Alaska: A Forgotten Folly Turned Treasure

Alaska: A Forgotten Folly Turned Treasure

In the vast landscape of American history, few transactions have been as controversial, yet ultimately as fruitful, as the acquisition of Alaska from Russia. This historic deal, often referred to as "Seward's Folly" or "Seward's Icebox," is an intriguing testament to the unpredictable dividends of diplomatic tenacity.

Back in 1867, then US Secretary of State William H. Seward spearheaded the purchase of Alaska, a barren expanse known more for its harsh winters than its potential. For the price of 7.2 million dollars - about two cents an acre - the United States acquired an area twice the size of Texas, stretching over 586,412 square miles. The deal was ridiculed by American critics who deemed it a wasteful extravagance, a folly of Seward's shortsightedness. Yet, Seward, undeterred, recognized an opportunity that others could not see.

On the other side of the transaction stood a cash-strapped Russia, still reeling from the costly Crimean War with Britain, France, and the Ottoman Empire. The Russian Tsar, Alexander II, was persuaded that they were in danger of losing Alaska without compensation in the future, considering their weakened military strength and the looming threat of the British forces in nearby Canada. Additionally, the costs and complexity of managing interests in Alaska were escalating, with the decline of the marine animal population, particularly sea otters, whose fur had been a lucrative trade item.

Selling Alaska, a distant and hard-to-defend territory, was deemed a prudent move. It helped replenish the Russian treasury while removing a potential source of conflict with Britain. Moreover, the transaction was favorably viewed as a way of bolstering the increasingly powerful United States as a buffer between British Canada and Russia's Far Eastern holdings.

The skepticism that met the purchase of Alaska gradually subsided when the Klondike Gold Rush struck in the late 1890s, followed by the discovery of copper, fish, furs, and eventually oil. Alaska's wealth of resources gradually became apparent, validating Seward's once scorned vision. Today, Alaska stands as a significant contributor to America's oil reserves, fisheries, and tourism industry. In hindsight, the deal seems an act of prophetic genius rather than folly.

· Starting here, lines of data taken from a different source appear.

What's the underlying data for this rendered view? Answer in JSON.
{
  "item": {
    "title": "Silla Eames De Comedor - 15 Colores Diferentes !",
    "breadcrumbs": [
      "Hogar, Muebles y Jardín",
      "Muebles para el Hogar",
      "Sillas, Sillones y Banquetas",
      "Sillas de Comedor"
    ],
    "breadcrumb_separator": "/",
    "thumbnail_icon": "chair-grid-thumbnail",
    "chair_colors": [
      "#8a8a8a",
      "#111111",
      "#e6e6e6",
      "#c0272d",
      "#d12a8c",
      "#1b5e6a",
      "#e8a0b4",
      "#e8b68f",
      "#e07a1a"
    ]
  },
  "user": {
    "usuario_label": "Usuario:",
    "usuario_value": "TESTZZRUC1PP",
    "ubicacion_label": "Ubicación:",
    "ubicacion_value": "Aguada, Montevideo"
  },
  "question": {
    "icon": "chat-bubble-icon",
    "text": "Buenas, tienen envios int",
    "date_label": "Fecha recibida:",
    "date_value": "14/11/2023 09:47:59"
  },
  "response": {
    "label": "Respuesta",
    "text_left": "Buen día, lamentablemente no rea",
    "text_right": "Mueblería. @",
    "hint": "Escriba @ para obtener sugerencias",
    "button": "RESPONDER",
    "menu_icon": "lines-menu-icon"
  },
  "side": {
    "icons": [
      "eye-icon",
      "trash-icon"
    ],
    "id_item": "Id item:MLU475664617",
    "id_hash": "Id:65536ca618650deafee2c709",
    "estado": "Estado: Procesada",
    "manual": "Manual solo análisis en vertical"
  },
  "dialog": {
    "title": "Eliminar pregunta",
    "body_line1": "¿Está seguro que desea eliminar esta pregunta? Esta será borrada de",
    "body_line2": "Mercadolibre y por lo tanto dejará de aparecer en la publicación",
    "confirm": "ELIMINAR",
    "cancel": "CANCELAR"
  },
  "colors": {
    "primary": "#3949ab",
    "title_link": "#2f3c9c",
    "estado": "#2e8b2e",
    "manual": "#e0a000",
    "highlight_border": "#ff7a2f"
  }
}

The acquisition of Alaska is a poignant reminder of how the judicious risk of today can become the profound success of tomorrow. William Seward's audacious decision is a testament to the potential inherent in diplomatic foresight and the courage to look beyond the prevailing sentiment. This "Icebox" has indeed turned out to be a treasure chest, proving that value often lies in unexpected places and requires the vision to see beyond the immediate.